(Beginning of RECORDED INFORMATION)

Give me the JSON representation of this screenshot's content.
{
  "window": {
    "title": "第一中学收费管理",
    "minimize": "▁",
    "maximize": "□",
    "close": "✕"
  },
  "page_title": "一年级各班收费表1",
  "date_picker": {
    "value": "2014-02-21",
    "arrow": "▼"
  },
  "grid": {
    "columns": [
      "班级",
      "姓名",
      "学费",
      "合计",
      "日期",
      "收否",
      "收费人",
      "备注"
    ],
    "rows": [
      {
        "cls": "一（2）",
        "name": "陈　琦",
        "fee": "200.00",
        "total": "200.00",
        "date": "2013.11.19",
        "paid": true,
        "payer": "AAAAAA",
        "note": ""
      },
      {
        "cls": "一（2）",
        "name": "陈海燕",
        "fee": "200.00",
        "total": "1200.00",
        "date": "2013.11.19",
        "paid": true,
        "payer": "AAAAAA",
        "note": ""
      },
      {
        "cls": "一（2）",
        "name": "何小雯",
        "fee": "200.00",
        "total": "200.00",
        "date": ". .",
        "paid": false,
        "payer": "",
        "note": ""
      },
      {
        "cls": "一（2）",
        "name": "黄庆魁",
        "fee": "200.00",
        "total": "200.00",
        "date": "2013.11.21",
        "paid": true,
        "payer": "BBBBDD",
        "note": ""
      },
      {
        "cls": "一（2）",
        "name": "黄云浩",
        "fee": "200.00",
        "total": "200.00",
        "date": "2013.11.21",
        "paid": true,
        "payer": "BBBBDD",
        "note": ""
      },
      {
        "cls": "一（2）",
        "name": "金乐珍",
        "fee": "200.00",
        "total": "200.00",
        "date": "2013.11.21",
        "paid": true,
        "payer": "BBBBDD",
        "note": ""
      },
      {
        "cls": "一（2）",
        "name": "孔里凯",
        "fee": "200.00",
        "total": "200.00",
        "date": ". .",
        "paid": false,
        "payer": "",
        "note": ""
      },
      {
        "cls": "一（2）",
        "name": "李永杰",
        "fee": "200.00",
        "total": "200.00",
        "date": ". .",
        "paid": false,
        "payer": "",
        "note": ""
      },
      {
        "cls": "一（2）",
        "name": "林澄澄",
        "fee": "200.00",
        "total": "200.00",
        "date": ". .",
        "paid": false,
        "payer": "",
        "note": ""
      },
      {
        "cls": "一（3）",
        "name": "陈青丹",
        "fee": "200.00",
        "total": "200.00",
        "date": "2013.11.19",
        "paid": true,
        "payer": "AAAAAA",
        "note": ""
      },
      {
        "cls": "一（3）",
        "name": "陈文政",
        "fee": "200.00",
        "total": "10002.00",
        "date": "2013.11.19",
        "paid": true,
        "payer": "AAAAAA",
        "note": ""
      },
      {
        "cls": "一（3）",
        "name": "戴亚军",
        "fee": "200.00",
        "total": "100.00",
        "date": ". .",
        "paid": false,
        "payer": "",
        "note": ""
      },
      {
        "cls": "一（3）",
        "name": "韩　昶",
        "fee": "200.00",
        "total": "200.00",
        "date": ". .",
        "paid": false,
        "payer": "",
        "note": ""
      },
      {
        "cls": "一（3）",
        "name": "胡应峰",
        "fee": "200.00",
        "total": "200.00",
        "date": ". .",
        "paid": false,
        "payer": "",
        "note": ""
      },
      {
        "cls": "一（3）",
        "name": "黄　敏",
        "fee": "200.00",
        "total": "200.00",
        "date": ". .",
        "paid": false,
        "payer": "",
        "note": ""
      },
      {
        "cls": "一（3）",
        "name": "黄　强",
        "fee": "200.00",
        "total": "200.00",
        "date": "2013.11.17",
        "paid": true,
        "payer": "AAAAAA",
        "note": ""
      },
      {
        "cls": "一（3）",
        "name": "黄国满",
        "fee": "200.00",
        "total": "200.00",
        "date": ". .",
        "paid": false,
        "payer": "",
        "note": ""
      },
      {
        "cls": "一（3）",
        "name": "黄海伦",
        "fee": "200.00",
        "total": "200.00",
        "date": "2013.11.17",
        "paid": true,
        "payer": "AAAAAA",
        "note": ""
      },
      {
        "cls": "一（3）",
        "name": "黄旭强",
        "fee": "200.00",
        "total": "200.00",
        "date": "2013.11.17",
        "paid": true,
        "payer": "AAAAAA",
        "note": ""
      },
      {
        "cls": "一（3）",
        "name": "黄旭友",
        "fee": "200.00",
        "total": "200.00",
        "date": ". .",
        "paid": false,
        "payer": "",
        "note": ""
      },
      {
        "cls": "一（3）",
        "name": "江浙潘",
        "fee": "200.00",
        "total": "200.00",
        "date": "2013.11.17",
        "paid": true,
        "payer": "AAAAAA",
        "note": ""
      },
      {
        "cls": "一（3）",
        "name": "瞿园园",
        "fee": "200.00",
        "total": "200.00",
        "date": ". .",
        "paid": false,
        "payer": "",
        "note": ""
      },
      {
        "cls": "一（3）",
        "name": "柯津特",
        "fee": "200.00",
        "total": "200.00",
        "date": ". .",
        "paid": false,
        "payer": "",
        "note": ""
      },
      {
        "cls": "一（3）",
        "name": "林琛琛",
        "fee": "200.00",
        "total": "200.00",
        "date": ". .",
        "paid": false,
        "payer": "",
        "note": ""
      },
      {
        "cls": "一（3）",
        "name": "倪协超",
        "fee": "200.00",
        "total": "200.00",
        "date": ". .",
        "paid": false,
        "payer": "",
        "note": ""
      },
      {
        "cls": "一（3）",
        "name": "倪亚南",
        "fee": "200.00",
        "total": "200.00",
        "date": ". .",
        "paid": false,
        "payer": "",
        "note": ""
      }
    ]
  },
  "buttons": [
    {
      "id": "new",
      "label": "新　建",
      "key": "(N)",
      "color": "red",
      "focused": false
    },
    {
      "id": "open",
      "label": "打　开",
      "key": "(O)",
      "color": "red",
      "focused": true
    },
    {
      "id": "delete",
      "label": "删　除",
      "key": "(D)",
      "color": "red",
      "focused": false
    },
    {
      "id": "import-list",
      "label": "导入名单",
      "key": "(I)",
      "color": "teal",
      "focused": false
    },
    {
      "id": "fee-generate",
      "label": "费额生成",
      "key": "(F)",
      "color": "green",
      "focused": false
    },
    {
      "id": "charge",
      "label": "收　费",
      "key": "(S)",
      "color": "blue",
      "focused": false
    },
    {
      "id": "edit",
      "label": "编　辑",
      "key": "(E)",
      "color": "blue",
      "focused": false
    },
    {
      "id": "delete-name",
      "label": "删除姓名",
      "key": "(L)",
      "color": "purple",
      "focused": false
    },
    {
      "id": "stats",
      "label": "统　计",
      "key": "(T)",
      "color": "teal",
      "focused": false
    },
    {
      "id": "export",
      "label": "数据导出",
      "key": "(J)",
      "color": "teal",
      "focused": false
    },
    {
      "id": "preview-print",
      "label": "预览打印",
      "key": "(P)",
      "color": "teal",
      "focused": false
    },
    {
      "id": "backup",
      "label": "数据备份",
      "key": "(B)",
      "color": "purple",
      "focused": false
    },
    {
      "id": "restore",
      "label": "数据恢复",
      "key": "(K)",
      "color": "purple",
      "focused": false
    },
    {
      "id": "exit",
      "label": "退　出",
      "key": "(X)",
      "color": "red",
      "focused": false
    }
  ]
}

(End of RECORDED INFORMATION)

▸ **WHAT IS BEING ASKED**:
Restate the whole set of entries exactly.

▸ **EXERCISE ANSWER**:
Give me the JSON representation of this screenshot's content.
{
  "window": {
    "title": "第一中学收费管理",
    "minimize": "▁",
    "maximize": "□",
    "close": "✕"
  },
  "page_title": "一年级各班收费表1",
  "date_picker": {
    "value": "2014-02-21",
    "arrow": "▼"
  },
  "grid": {
    "columns": [
      "班级",
      "姓名",
      "学费",
      "合计",
      "日期",
      "收否",
      "收费人",
      "备注"
    ],
    "rows": [
      {
        "cls": "一（2）",
        "name": "陈　琦",
        "fee": "200.00",
        "total": "200.00",
        "date": "2013.11.19",
        "paid": true,
        "payer": "AAAAAA",
        "note": ""
      },
      {
        "cls": "一（2）",
        "name": "陈海燕",
        "fee": "200.00",
        "total": "1200.00",
        "date": "2013.11.19",
        "paid": true,
        "payer": "AAAAAA",
        "note": ""
      },
      {
        "cls": "一（2）",
        "name": "何小雯",
        "fee": "200.00",
        "total": "200.00",
        "date": ". .",
        "paid": false,
        "payer": "",
        "note": ""
      },
      {
        "cls": "一（2）",
        "name": "黄庆魁",
        "fee": "200.00",
        "total": "200.00",
        "date": "2013.11.21",
        "paid": true,
        "payer": "BBBBDD",
        "note": ""
      },
      {
        "cls": "一（2）",
        "name": "黄云浩",
        "fee": "200.00",
        "total": "200.00",
        "date": "2013.11.21",
        "paid": true,
        "payer": "BBBBDD",
        "note": ""
      },
      {
        "cls": "一（2）",
        "name": "金乐珍",
        "fee": "200.00",
        "total": "200.00",
        "date": "2013.11.21",
        "paid": true,
        "payer": "BBBBDD",
        "note": ""
      },
      {
        "cls": "一（2）",
        "name": "孔里凯",
        "fee": "200.00",
        "total": "200.00",
        "date": ". .",
        "paid": false,
        "payer": "",
        "note": ""
      },
      {
        "cls": "一（2）",
        "name": "李永杰",
        "fee": "200.00",
        "total": "200.00",
        "date": ". .",
        "paid": false,
        "payer": "",
        "note": ""
      },
      {
        "cls": "一（2）",
        "name": "林澄澄",
        "fee": "200.00",
        "total": "200.00",
        "date": ". .",
        "paid": false,
        "payer": "",
        "note": ""
      },
      {
        "cls": "一（3）",
        "name": "陈青丹",
        "fee": "200.00",
        "total": "200.00",
        "date": "2013.11.19",
        "paid": true,
        "payer": "AAAAAA",
        "note": ""
      },
      {
        "cls": "一（3）",
        "name": "陈文政",
        "fee": "200.00",
        "total": "10002.00",
        "date": "2013.11.19",
        "paid": true,
        "payer": "AAAAAA",
        "note": ""
      },
      {
        "cls": "一（3）",
        "name": "戴亚军",
        "fee": "200.00",
        "total": "100.00",
        "date": ". .",
        "paid": false,
        "payer": "",
        "note": ""
      },
      {
        "cls": "一（3）",
        "name": "韩　昶",
        "fee": "200.00",
        "total": "200.00",
        "date": ". .",
        "paid": false,
        "payer": "",
        "note": ""
      },
      {
        "cls": "一（3）",
        "name": "胡应峰",
        "fee": "200.00",
        "total": "200.00",
        "date": ". .",
        "paid": false,
        "payer": "",
        "note": ""
      },
      {
        "cls": "一（3）",
        "name": "黄　敏",
        "fee": "200.00",
        "total": "200.00",
        "date": ". .",
        "paid": false,
        "payer": "",
        "note": ""
      },
      {
        "cls": "一（3）",
        "name": "黄　强",
        "fee": "200.00",
        "total": "200.00",
        "date": "2013.11.17",
        "paid": true,
        "payer": "AAAAAA",
        "note": ""
      },
      {
        "cls": "一（3）",
        "name": "黄国满",
        "fee": "200.00",
        "total": "200.00",
        "date": ". .",
        "paid": false,
        "payer": "",
        "note": ""
      },
      {
        "cls": "一（3）",
        "name": "黄海伦",
        "fee": "200.00",
        "total": "200.00",
        "date": "2013.11.17",
        "paid": true,
        "payer": "AAAAAA",
        "note": ""
      },
      {
        "cls": "一（3）",
        "name": "黄旭强",
        "fee": "200.00",
        "total": "200.00",
        "date": "2013.11.17",
        "paid": true,
        "payer": "AAAAAA",
        "note": ""
      },
      {
        "cls": "一（3）",
        "name": "黄旭友",
        "fee": "200.00",
        "total": "200.00",
        "date": ". .",
        "paid": false,
        "payer": "",
        "note": ""
      },
      {
        "cls": "一（3）",
        "name": "江浙潘",
        "fee": "200.00",
        "total": "200.00",
        "date": "2013.11.17",
        "paid": true,
        "payer": "AAAAAA",
        "note": ""
      },
      {
        "cls": "一（3）",
        "name": "瞿园园",
        "fee": "200.00",
        "total": "200.00",
        "date": ". .",
        "paid": false,
        "payer": "",
        "note": ""
      },
      {
        "cls": "一（3）",
        "name": "柯津特",
        "fee": "200.00",
        "total": "200.00",
        "date": ". .",
        "paid": false,
        "payer": "",
        "note": ""
      },
      {
        "cls": "一（3）",
        "name": "林琛琛",
        "fee": "200.00",
        "total": "200.00",
        "date": ". .",
        "paid": false,
        "payer": "",
        "note": ""
      },
      {
        "cls": "一（3）",
        "name": "倪协超",
        "fee": "200.00",
        "total": "200.00",
        "date": ". .",
        "paid": false,
        "payer": "",
        "note": ""
      },
      {
        "cls": "一（3）",
        "name": "倪亚南",
        "fee": "200.00",
        "total": "200.00",
        "date": ". .",
        "paid": false,
        "payer": "",
        "note": ""
      }
    ]
  },
  "buttons": [
    {
      "id": "new",
      "label": "新　建",
      "key": "(N)",
      "color": "red",
      "focused": false
    },
    {
      "id": "open",
      "label": "打　开",
      "key": "(O)",
      "color": "red",
      "focused": true
    },
    {
      "id": "delete",
      "label": "删　除",
      "key": "(D)",
      "color": "red",
      "focused": false
    },
    {
      "id": "import-list",
      "label": "导入名单",
      "key": "(I)",
      "color": "teal",
      "focused": false
    },
    {
      "id": "fee-generate",
      "label": "费额生成",
      "key": "(F)",
      "color": "green",
      "focused": false
    },
    {
      "id": "charge",
      "label": "收　费",
      "key": "(S)",
      "color": "blue",
      "focused": false
    },
    {
      "id": "edit",
      "label": "编　辑",
      "key": "(E)",
      "color": "blue",
      "focused": false
    },
    {
      "id": "delete-name",
      "label": "删除姓名",
      "key": "(L)",
      "color": "purple",
      "focused": false
    },
    {
      "id": "stats",
      "label": "统　计",
      "key": "(T)",
      "color": "teal",
      "focused": false
    },
    {
      "id": "export",
      "label": "数据导出",
      "key": "(J)",
      "color": "teal",
      "focused": false
    },
    {
      "id": "preview-print",
      "label": "预览打印",
      "key": "(P)",
      "color": "teal",
      "focused": false
    },
    {
      "id": "backup",
      "label": "数据备份",
      "key": "(B)",
      "color": "purple",
      "focused": false
    },
    {
      "id": "restore",
      "label": "数据恢复",
      "key": "(K)",
      "color": "purple",
      "focused": false
    },
    {
      "id": "exit",
      "label": "退　出",
      "key": "(X)",
      "color": "red",
      "focused": false
    }
  ]
}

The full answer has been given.